Luther and Katharina
Katharina von Bora, a nun of noble birth, is resigned to her life’s plan: living a cloistered life in an Abbey during the 16th century and not challenging the powerful reach of the Catholic Church. But when she meets Martin Luther, the man responsible for the Reformation, and hears his teachings, she begins questioning everything she’s been taught. In doing so, her life—and his—will never be the same again.
Margot: a Novel
It’s not well known that Anne Frank had a sister named Margot, who was also hidden away in the room at the top of the stairs and who also kept a diary. Jillian Cantor reimagines the life of Margot if she had not perished at the hands of the Nazis, but instead, moved to Philadelphia, took a new name (Margie Franklin) and began living a quiet existence, working in a law firm and trying not to remember the family, country and religion she left behind.
A Triple Knot
Renowned beauty Joan of Kent is being used as a political pawn by her cousin, King Edward III. He promises her hand in marriage to an enemy as a way to form an alliance. Joan doesn’t trust her cousin, or the new ally at all, and sets off to take a stand, following her heart to her one true love. Campion illuminates the real life story of Joan of Kent and makes her whole in this fast-paced work of historical fiction.
From the bestselling author of “Prep” comes a re-imagination of the life of a First Lady. Alice Lindgren, a shy and bookish girl from Wisconsin, is swept off her feet and marries the son of a powerful Republican family, thereby entering into a world of privilege. But when her husband’s public persona—and her own—becomes increasingly at odds with her own beliefs, Alice must ask herself if it’s all worth it.
The Signature of All Things
The author of “Eat, Pray, Love,” delves into the life of Alma Whittaker, a sharp-minded botanist born in Philadelphia in 1800, who falls in love with a spiritual painter. Together, they are fascinated with the inner workings of daily life, even as they approach them from wildly different angles. Gilbert’s well-researched work introduces us all to this extraordinary woman who made incredible strides in the fields of evolution and botany.
The Woman Who Would Be King

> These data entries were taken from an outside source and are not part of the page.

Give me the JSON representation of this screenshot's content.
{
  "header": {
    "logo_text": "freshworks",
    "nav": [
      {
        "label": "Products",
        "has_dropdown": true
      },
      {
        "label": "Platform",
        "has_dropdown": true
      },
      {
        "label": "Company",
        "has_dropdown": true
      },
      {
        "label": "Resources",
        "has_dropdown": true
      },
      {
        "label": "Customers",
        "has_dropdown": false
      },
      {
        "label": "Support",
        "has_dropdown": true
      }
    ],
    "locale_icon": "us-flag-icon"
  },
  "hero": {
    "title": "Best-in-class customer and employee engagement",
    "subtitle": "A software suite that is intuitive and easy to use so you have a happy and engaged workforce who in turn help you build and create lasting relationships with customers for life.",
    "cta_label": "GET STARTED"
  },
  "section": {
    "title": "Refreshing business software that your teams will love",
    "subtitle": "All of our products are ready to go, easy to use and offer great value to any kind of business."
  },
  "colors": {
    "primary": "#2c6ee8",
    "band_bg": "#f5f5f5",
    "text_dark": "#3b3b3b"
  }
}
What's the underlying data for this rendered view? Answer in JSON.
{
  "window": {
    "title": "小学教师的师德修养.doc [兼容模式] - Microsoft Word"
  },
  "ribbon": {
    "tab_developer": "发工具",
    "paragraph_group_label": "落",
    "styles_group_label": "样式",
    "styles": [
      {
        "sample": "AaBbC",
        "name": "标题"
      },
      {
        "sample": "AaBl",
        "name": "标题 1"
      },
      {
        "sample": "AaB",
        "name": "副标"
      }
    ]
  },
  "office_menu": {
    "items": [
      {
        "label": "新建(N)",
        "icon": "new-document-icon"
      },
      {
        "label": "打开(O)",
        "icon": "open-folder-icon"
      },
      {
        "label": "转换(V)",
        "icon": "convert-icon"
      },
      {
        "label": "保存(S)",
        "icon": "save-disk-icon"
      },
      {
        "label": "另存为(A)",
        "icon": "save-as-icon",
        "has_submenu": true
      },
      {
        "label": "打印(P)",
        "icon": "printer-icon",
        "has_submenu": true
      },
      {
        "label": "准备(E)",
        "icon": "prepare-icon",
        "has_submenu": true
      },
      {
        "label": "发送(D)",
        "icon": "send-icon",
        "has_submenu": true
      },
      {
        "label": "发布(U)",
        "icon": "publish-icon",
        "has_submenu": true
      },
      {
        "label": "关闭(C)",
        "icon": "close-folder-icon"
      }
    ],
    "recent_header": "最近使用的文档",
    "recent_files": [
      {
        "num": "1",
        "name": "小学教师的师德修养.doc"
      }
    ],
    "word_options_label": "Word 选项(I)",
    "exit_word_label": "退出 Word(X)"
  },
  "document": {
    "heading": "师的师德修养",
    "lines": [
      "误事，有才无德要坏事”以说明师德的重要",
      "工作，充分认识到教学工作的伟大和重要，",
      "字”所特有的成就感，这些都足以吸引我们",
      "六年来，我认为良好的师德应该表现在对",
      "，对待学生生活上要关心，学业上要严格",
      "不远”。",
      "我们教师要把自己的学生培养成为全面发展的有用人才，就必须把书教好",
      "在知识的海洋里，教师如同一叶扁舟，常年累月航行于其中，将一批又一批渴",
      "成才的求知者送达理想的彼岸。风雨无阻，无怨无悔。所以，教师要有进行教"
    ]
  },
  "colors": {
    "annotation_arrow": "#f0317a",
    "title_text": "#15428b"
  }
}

Queen Hatshepsut was Egypt’s longest-reining female pharaoh, though much about her life and her audacious rise to power remains unknown. Now, thanks to Egyptologist Kara Cooney and this well-researched volume, we learn the story behind this cross-dressing queen’s commandeering of the throne, her strategic gain of control and the sudden erasure of buildings and monuments built during her reign, nearly hiding the fact she existed at all. The story behind Hatshepsut is intriguing and says volumes about the way women in positions of power are perceived by society.
The 19th Wife
From the author behind the book-turned-smash-film-success “The Danish Girl,” this work of historical fiction looks at Ann Eliza Young, the wife of Mormon Church leader Brigham Young. The couple separate in 1875 and Ann Eliza sets out on a crusade to end polygamy. Her narrative—which includes her and her own mother becoming plural wives for the same man—becomes intertwined in the modern-day murder of the father of a young man in Utah. A look over centuries at the power of faith and the struggle to change the status quo.
The Paris Wife
Hadley Richardson, a quiet twenty-eight year old living in Chicago in 1920, has all but given up on finding love. That is, until she meets Ernest Hemingway and the two embark on a passionate romance, a whirlwind courtship and marriage, finally setting sail for Paris. There, they join a group of hard-partying ex-pats and creative thinkers, who include Gertrude Stein, Ezra Pound, Zelda and F. Scott Fitzgerald. The newly married couple flounders, distracted by drinking and feelings of being unmoored, trying to locate their places as writer and as wife. A dazzling love story set against the glittering backdrop of Jazz Age Paris.
The Last Nude
Famed Art Deco painter Tamara de Lempicka is working in Paris in 1927 when she meets Rafaela Fano, a young American struggling to make ends meet. De Lempicka invites Fano to model for her and the young woman becomes her muse and later, lover. Ellis Avery imagines the passion behind the paintings inspired by Rafaela—ones that later become de Lempicka’s most famous—in this story of swirling love, desire, regret and creativity.
Too often, extraordinary women have been lost by time. Their stories were never added to history books and those that lived with them have long since passed. Biographers delight in highlighting true events that have never come to light, while fiction writers also have a special interest in these forgotten women. They might read a mention of them in passing and something sparks within their creative minds—who was this woman and what was her life like? They use fiction to breathe life into these characters—both true-life and amalgams of real women—which gives them a rebirth of sorts, back into the collective consciousness. Here are fourteen of our favorite books—fiction and non-fiction—that celebrate women otherwise forgotten by history.
Bookshelf curated by Abbe Wright.
Image credits: dariazu/Shutterstock.com.